Births in the coming year will continue to out-pace deaths, the Census reported. A person will be born every eight seconds in January 2010; someone will die every 12. Immigration will bring a new person to this country every 37 seconds. In all, the total U.S population will tick upward by one person every 14 seconds.
But not every part of the U.S. is growing.
Michigan lost 32,759 residents last year, or 0.33 percent. The state's population has shrunk every year since 2006. Maine and Rhode Island also saw their populations decline, though by smaller amounts.
Texas grew more than any other state, picking up 478,000 new residents, followed by California (381,000), North Carolina (134,000), Georgia (131,000) and Florida (114,000), according to the Census report. State populations are measured from July 1, 2008 to June 30, 2009.

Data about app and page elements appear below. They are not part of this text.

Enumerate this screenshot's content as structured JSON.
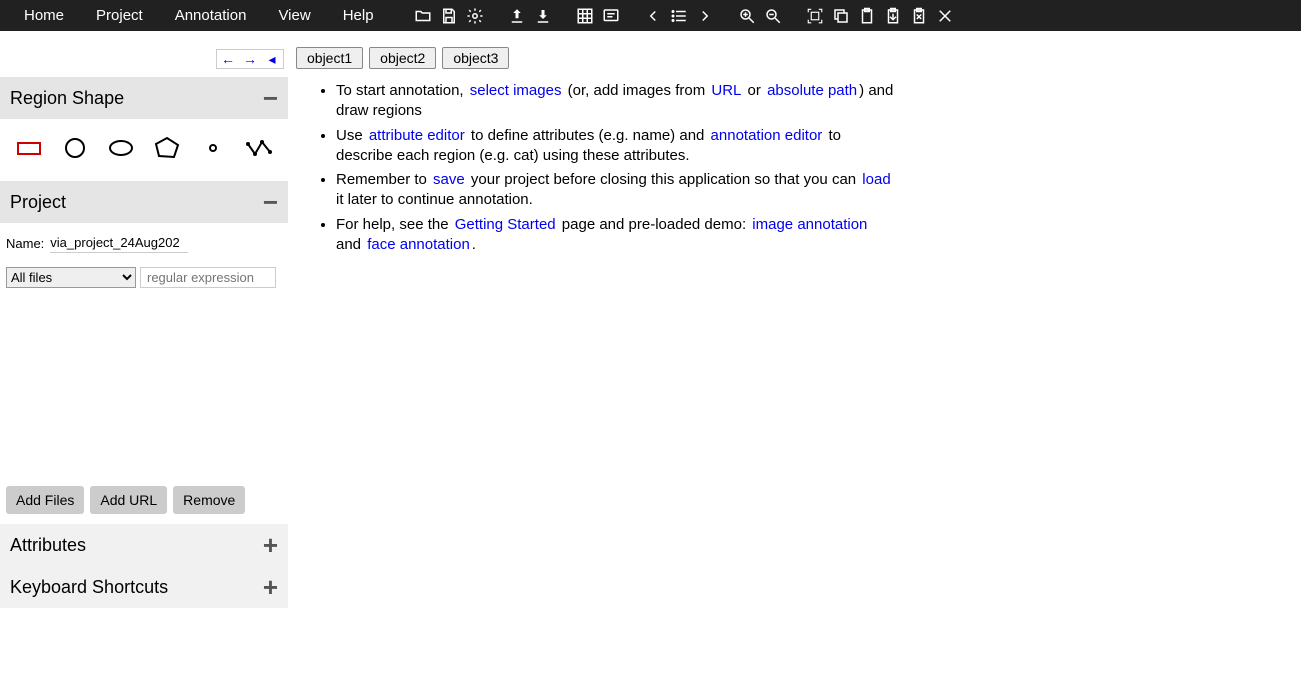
{
  "menubar": {
    "items": [
      "Home",
      "Project",
      "Annotation",
      "View",
      "Help"
    ]
  },
  "sidebar": {
    "region_shape": {
      "title": "Region Shape",
      "toggle": "−"
    },
    "project": {
      "title": "Project",
      "toggle": "−",
      "name_label": "Name:",
      "name_value": "via_project_24Aug202",
      "filter_select": "All files",
      "filter_placeholder": "regular expression",
      "buttons": {
        "add_files": "Add Files",
        "add_url": "Add URL",
        "remove": "Remove"
      }
    },
    "attributes": {
      "title": "Attributes",
      "toggle": "+"
    },
    "shortcuts": {
      "title": "Keyboard Shortcuts",
      "toggle": "+"
    }
  },
  "content": {
    "objects": [
      "object1",
      "object2",
      "object3"
    ],
    "instr": {
      "li1_a": "To start annotation, ",
      "li1_link1": "select images",
      "li1_b": " (or, add images from ",
      "li1_link2": "URL",
      "li1_c": " or ",
      "li1_link3": "absolute path",
      "li1_d": ") and draw regions",
      "li2_a": "Use ",
      "li2_link1": "attribute editor",
      "li2_b": " to define attributes (e.g. name) and ",
      "li2_link2": "annotation editor",
      "li2_c": " to describe each region (e.g. cat) using these attributes.",
      "li3_a": "Remember to ",
      "li3_link1": "save",
      "li3_b": " your project before closing this application so that you can ",
      "li3_link2": "load",
      "li3_c": " it later to continue annotation.",
      "li4_a": "For help, see the ",
      "li4_link1": "Getting Started",
      "li4_b": " page and pre-loaded demo: ",
      "li4_link2": "image annotation",
      "li4_c": " and ",
      "li4_link3": "face annotation",
      "li4_d": "."
    }
  }
}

America remains an outlier among developed countries: Much of Western Europe, as well as Japan, is growing older and growing slower, while the developing world simply grows.
The U.S. population hit 300 million in 2006. At the time, demographer William Frey, of the Brookings Institution, told Gwen Ifill:
Unlike Europe and unlike Japan, however, we're going to be projected to grow in our labor force population, as well as in our child population, over the next three or four decades. That will put us in a much better position, not only to take care of our elderly population, but also to have a more vibrant and vital labor force than they will have.
And the fact that they're coming from other countries to some degree means that we're going to be able to connect more with other countries in the world. In a global economy, I think this is a plus.